Rachel Spencer-Henshal, Director of Public Health at Kirklees Council, said cases of B.1.617.2 were detected in one household and everyone who tested positive and their close contacts have been told to isolate.
Public Health England states the variant is at least as infectious as the strain first detected in Kent which caused the spike in cases that resulted in the third national lockdown, but there is “insufficient evidence” to determine whether it is more deadly or vaccines are less effective against it.
“We’re being extra cautious and doing everything we can to monitor and prevent its spread,” said Ms Spencer-Henshal.
“Some members of this household are pupils at a local school. So, any pupils or staff at the school classed as a close contact - as well as those they share a household with - are being asked to take a PCR test.
“This will help us to identify any variant of concern cases so that we can contain the spread.”
Kirklees has the fourth highest infection rate in England, of 69.1 cases per 100,000 people, after it recorded 304 confirmed cases in seven days.
Surge testing is being carried out in the three areas with the highest rates - Bolton, Bedford and Blackburn with Darwen - due to concerns about the spread of the Indian variant.
Speaking in Parliament this week, Matt Hancock said 2,323 confirmed cases of that variant have been recorded in the UK, including 483 in Bolton and Blackburn with Darwen where it “is the dominant strain”.
Thousands of extra doses of Covid-19 vaccines have been provided in both areas, to try and curb the spread.
Ms Spencer-Henshal admitted the infection rate “looks to be rising” in Kirklees but deaths and hospitalisations remain at a low level and the vaccine take up is “good”, as more than 340,280 doses have been administered.
Kirklees Council has not asked the government to provide additional testing or vaccine doses yet.
Ms Spencer-Henshal said: “We need to think about capacity and supply before taking a decision like that and we need to remember that it’s just as important that people get their second dose to maximise protection.

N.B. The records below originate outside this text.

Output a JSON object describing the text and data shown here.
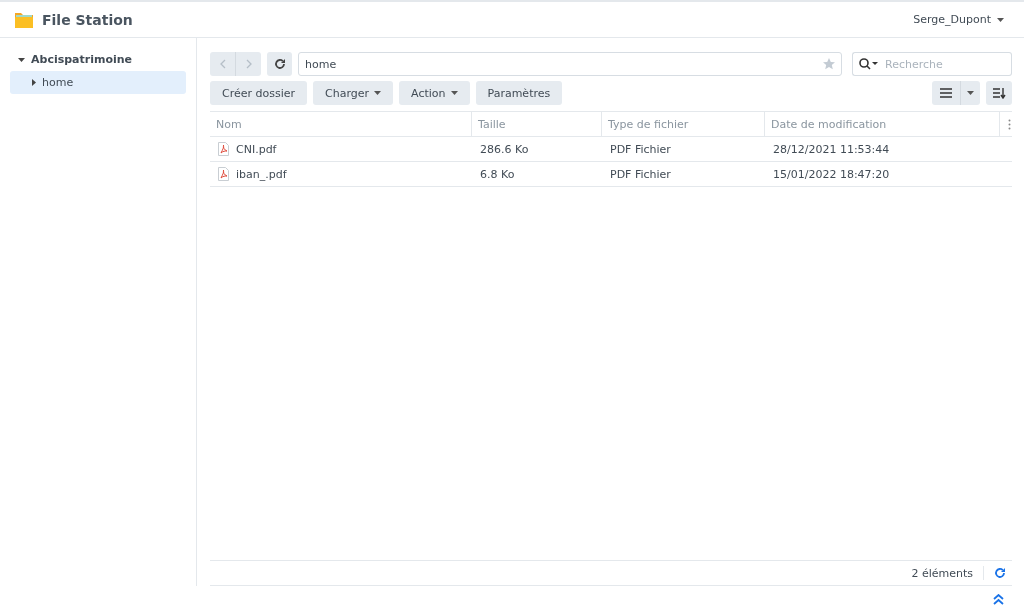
{
  "window": {
    "title": "File Station",
    "user": "Serge_Dupont"
  },
  "sidebar": {
    "tree": [
      {
        "label": "Abcispatrimoine",
        "expanded": true,
        "selected": false,
        "children": [
          {
            "label": "home",
            "expanded": false,
            "selected": true
          }
        ]
      }
    ]
  },
  "path": {
    "value": "home"
  },
  "search": {
    "placeholder": "Recherche"
  },
  "toolbar": [
    {
      "label": "Créer dossier",
      "dropdown": false
    },
    {
      "label": "Charger",
      "dropdown": true
    },
    {
      "label": "Action",
      "dropdown": true
    },
    {
      "label": "Paramètres",
      "dropdown": false
    }
  ],
  "table": {
    "columns": [
      "Nom",
      "Taille",
      "Type de fichier",
      "Date de modification"
    ],
    "rows": [
      {
        "cells": [
          "CNI.pdf",
          "286.6 Ko",
          "PDF Fichier",
          "28/12/2021 11:53:44"
        ]
      },
      {
        "cells": [
          "iban_.pdf",
          "6.8 Ko",
          "PDF Fichier",
          "15/01/2022 18:47:20"
        ]
      }
    ]
  },
  "status_bar": {
    "count": "2 éléments"
  }
}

“These are all the factors we – and government - need to weigh up. In the meantime, anyone over the age of 36 can get a vaccination and I encourage everyone eligible to get one.”
She added: "It’s difficult to know why our infection rate is as high as it is. However, we do know, based on the types of industries we have in Kirklees, that a larger proportion of our population have to leave their house to work which introduces more circumstances where people have to mix with others.
“We’re at a crucial point in the pandemic and we all have a really important role to play in getting Kirklees through the roadmap out of lockdown safely.
"Whilst deaths and hospitalisations remain at a low level, we have to make sure our infection rate does not increase and lead to more people being admitted to hospital or losing their lives to Covid-19.
"The way we can all keep each other safe remains exactly the same. Please all continue to wash your hands well and often, wear a face covering and make sure you’re social distancing when you’re out. Please also remember that it’s so much safer outdoors if you are meeting with people form outside your household for any reason.
"Crucially, I’m urging everyone to please take the vaccine when it’s their turn. It doesn’t matter how young or healthy you are, Covid-19 still presents a risk and the vaccine protects not just you, but those around you too. Every vaccine matters. This is our main and most sustainable route back to normality."